SUNY Plattsburgh Faculty Organize, Judge Regional Science Fair
About 30 students from schools around the North Country gathered at SUNY Plattsburgh in late April for the Champlain Valley Regional Science Fair.
The group, which also included home-schooled students, gathered in the Warren Ballrooms of the Angell College Center with prepared poster boards, research papers and demonstrations ready to present their original research to a panel of judges.
The regional science fair started in the 1990s. It was revived around 2008 by Dr. Robert Fuller, retired Center for Earth and Environmental Science director, and Michelle Snyder, former associate dean of academic affairs at Clinton Community College.
Dr. Ed Romanowicz, professor of geology, and Michael Lawliss, a science lab technology assistant at Clinton Community College, have co-chaired the event since 2015.
Seven SUNY Plattsburgh faculty members volunteered their time to judge the experiments and Dr. Meg Pearson, dean of the School of Arts and Sciences, was master of ceremonies.
‘Getting into Research Early’
Kaelyn Dekalb ’26, a geology major from Granville, N.Y., was tabling for the Northcountry Planetarium.
“It’s awesome to see that those kids are getting into research on different topics so early.
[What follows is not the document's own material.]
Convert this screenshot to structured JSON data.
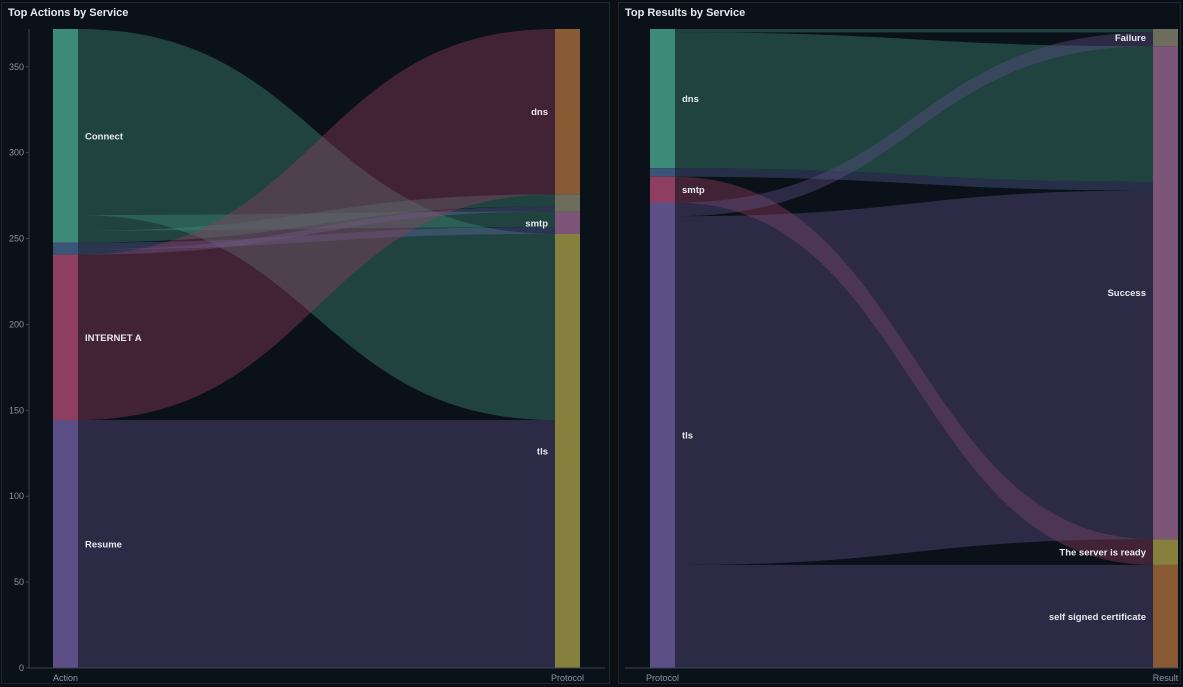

I can see one about light that has to do with physics,” Dekalb said. “It’s great to see potential STEM majors, especially with all the women here.”
‘More Prepared for College’
Alexis Hathaway and her friend Katharine Roy, both senior at Peru High School, tied with another group for third place.
“We’re very excited about this, and we’re very prepared,” Hathaway said before the judging. “We practiced a lot.”
Roy said that members of her generation can sometimes lack confidence in face-to-face interactions, and this experience helped her with that.
The pair said they each felt more comfortable entering college, having competed in the science fair, especially since they plan to enter research or the health care field.
Faculty Research Inspires Students
The research of Dr. Nancy Elwess, SUNY Plattsburgh distinguished teaching professor of biological sciences, inspired their project’s topic. Elwess assisted Hathaway and Roy with some instruction and ingredients they needed for their experiment.
Roy and Hathaway took DNA cheek swabs from 30 high school test subjects and used a PCR machine to magnify the DNA to see if there would be any difference in a gene that codes for balance, blood pressure regulation and heart function in long-distance versus short-distance runners.
‘Carrying Out Science’
First place went to Luke Moffett, a Peru High School senior.
His project tested which sealants would best waterproof a wooden kayak. Moffett had a small tank of water at his table where he demonstrated which materials caused water to bead off the wood most easily.
Moffett said he hopes to be a college professor someday.
“I really enjoy research so after I get some degrees I would probably end up working at a university carrying out my own research,” Moffett said. “It’s really all about carrying out science instead of just learning about it.”
He said the science fair has helped him feel more prepared for when he starts college at Dartmouth in the fall.
“I’ve definitely become more familiar with the scientific process in general,” Moffett said, adding that he wrote a 20-page research paper summarizing his findings.
Explore Future Career Aspiration
Grace Scherer moved to the North Country from Charleston, S.C., last fall. Her research measured light absorption when transmitted through variety atmospheric gases.
“I learned that I’m pretty sure this is what I want to do with my life,” Scherer said. “I love this, and it’s pretty much set in stone that research in terms of physics and astronomy, that’s where I find I’m happiest.”
Scherer said that her preparation for presenting to the judges helped her with stuttering, something she’s struggled with at times.
“I’ve talked more, I’ve developed a plan and I don’t stutter as much as I used to,” she said.
Scherer said her research also helped develop time management skills since the only classroom with a ventilation hood was available only for two to three hours after school.
‘Future Job Interview Preparation’
Lawliss and Romanowicz said that in addition to scientific inquiry skills, the fair develops interpersonal skills the students will use most of their lives.
“They’re talking to the judges who are almost all adults … presenting their areas. I see that as helping them with job interviews in that they have to talk to people who are well above their position.”
— Photos, Story By Assistant Director of Communications Felicia Krieg